Records provided
BEGIN

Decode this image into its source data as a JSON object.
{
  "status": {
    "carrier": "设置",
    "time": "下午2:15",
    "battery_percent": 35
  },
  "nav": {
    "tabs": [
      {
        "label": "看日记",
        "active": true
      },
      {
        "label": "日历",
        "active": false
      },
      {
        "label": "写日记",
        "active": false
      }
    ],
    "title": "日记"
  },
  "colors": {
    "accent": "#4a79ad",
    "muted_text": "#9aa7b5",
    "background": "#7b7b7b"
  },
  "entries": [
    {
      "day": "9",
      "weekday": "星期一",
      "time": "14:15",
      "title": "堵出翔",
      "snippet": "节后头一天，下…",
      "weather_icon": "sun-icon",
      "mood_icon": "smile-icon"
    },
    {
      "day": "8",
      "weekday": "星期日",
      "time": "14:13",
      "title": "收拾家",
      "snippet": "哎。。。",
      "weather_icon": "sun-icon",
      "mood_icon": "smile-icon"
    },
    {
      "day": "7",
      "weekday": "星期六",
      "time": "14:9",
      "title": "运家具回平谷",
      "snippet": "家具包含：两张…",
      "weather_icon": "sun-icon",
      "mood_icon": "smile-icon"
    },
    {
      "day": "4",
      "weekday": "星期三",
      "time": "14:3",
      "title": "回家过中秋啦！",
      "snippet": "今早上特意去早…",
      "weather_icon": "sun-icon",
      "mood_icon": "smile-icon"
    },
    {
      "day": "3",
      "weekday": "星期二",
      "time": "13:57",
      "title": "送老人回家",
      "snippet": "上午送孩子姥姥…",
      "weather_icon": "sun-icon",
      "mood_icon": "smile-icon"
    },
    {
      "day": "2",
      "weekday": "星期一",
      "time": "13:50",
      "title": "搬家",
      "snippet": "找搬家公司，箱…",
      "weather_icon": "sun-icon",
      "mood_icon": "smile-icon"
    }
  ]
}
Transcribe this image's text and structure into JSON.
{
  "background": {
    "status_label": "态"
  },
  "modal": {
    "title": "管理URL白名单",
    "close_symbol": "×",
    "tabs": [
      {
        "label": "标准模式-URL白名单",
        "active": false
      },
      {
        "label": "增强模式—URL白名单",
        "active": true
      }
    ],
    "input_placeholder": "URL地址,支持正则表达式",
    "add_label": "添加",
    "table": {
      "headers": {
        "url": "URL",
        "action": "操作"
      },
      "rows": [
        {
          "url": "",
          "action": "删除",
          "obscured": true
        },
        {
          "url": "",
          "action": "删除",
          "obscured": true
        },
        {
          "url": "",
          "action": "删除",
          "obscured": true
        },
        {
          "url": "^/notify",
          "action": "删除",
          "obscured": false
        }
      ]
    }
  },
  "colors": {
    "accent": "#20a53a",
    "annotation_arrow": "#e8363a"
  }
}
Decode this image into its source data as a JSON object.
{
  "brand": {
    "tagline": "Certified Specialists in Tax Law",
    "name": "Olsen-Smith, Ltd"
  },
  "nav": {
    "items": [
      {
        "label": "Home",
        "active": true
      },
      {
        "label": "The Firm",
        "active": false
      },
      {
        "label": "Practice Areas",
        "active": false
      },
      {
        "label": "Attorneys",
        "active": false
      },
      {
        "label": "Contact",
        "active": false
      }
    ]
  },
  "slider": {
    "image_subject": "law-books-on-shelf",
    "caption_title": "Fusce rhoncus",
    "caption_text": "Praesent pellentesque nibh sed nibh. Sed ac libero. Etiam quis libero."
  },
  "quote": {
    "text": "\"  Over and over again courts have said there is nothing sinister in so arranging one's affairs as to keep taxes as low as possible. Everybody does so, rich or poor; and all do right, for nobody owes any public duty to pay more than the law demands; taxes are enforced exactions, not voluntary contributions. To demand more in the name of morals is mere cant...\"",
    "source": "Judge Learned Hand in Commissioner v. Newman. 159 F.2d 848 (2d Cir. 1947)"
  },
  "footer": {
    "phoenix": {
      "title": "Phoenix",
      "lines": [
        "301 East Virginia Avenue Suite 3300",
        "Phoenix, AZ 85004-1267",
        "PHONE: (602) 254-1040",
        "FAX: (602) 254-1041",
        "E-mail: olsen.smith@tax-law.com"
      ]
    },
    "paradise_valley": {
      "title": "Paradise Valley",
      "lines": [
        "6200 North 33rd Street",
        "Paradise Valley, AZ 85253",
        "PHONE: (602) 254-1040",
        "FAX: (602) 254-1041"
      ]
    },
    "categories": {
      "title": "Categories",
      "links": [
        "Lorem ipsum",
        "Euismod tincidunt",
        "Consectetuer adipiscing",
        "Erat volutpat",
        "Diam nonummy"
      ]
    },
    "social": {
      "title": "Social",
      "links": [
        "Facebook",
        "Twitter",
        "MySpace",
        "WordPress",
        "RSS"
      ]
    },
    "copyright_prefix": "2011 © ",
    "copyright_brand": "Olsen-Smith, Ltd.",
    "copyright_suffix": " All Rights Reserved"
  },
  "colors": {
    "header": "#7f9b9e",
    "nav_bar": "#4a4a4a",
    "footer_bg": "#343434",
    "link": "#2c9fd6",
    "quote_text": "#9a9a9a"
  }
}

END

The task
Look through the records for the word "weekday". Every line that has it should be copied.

Output
      "weekday": "星期一",
      "weekday": "星期日",
      "weekday": "星期六",
      "weekday": "星期三",
      "weekday": "星期二",
      "weekday": "星期一",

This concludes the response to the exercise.